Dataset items

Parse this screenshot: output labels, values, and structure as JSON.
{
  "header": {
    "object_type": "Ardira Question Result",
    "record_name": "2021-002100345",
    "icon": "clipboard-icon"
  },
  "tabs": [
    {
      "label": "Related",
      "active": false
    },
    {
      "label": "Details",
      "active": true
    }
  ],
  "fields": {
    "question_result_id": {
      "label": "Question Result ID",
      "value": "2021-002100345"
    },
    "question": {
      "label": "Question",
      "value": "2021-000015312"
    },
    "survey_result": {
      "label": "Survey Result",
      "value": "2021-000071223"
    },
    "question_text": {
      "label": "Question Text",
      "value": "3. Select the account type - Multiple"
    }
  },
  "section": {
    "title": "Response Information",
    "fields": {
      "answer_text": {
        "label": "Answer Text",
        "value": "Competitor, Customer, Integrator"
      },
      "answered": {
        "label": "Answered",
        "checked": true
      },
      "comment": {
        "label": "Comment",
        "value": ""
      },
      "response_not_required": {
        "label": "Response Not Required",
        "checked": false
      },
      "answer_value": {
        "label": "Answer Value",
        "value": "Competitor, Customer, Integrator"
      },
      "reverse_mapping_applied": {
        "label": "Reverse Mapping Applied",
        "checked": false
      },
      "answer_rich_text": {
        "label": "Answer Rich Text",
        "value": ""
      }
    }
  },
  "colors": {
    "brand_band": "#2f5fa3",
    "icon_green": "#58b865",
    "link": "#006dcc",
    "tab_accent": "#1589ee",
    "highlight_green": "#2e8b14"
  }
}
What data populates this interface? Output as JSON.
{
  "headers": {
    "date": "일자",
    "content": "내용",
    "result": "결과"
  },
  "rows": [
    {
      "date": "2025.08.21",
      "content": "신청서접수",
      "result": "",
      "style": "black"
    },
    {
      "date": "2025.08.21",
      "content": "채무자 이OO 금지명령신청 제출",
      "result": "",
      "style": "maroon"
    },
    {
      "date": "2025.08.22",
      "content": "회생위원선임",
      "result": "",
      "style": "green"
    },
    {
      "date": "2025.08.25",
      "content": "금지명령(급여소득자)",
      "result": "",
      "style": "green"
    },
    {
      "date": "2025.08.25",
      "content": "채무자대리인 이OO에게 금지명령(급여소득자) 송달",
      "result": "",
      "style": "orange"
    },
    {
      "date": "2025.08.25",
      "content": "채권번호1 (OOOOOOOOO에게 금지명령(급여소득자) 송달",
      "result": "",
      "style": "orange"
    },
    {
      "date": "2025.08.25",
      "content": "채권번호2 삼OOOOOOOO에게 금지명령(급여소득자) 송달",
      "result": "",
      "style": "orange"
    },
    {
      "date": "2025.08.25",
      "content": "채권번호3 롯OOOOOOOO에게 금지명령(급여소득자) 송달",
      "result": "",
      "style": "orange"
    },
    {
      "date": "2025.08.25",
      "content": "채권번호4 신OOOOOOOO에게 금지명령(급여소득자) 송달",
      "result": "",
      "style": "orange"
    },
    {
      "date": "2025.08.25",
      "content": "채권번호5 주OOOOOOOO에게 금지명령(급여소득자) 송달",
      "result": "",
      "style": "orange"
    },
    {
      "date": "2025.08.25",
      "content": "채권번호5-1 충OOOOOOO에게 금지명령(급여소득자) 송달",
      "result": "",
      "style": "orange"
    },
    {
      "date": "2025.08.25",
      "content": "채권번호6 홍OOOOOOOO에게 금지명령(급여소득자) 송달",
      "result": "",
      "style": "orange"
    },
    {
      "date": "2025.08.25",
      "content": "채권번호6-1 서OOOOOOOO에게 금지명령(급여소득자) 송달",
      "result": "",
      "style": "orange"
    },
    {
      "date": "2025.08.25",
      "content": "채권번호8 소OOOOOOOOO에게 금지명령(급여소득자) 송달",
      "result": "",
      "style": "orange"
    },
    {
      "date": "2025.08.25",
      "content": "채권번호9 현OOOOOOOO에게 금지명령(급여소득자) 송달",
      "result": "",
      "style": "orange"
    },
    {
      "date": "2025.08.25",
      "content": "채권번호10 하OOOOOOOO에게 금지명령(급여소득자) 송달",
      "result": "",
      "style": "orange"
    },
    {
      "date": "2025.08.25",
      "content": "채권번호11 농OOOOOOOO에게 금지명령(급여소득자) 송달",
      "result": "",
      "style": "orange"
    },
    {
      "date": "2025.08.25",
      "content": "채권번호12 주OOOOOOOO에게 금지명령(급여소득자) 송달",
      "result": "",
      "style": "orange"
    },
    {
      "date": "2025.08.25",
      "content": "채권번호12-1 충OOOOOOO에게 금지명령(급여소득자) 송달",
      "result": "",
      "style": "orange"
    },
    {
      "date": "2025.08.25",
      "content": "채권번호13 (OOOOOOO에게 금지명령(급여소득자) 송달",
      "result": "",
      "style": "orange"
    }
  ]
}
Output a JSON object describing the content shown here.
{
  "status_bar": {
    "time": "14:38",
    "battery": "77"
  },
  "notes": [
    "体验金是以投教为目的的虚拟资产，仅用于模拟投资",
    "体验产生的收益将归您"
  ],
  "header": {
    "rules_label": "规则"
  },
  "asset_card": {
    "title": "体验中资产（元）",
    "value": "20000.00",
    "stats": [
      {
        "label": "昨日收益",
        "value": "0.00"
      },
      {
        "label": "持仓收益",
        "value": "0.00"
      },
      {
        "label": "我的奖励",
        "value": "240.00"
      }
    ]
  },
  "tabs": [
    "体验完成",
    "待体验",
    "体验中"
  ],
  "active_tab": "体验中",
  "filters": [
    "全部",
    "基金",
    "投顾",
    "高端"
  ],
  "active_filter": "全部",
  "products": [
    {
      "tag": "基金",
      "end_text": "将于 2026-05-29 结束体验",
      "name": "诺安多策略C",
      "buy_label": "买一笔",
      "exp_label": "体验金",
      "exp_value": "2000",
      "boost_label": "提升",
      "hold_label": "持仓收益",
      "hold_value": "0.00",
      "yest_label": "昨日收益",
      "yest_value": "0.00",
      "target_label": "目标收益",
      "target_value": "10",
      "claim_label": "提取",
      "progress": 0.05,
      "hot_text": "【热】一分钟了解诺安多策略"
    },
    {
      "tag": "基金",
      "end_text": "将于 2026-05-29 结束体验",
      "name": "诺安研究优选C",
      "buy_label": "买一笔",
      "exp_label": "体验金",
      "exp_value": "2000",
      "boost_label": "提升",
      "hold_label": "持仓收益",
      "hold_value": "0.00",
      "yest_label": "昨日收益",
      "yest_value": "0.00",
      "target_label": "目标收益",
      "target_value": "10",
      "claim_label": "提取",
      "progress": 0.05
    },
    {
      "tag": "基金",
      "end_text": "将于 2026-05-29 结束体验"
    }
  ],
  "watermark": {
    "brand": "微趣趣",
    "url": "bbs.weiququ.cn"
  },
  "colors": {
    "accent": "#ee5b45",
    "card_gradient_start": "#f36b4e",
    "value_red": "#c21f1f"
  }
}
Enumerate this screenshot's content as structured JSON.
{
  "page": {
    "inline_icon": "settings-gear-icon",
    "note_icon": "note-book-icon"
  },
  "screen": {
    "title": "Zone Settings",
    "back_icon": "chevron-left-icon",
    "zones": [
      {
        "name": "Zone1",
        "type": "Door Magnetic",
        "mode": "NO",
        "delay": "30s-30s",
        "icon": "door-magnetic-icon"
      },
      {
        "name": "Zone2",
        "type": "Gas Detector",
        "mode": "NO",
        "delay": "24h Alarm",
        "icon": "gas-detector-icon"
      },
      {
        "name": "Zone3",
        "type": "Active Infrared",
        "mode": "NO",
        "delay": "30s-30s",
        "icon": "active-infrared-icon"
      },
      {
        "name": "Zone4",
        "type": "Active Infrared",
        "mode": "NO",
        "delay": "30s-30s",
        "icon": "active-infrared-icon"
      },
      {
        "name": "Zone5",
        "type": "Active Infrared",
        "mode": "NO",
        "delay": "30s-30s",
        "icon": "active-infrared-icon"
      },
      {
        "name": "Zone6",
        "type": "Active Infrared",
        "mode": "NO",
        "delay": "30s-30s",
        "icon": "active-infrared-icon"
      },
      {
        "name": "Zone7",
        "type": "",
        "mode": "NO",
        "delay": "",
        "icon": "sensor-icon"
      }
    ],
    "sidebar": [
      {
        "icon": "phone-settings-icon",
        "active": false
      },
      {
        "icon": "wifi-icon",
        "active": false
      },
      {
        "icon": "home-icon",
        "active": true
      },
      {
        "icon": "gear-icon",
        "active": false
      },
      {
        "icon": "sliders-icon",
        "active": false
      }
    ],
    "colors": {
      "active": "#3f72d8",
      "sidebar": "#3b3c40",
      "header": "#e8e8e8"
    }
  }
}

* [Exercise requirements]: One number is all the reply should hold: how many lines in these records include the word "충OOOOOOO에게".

* [Response for this exercise]: 2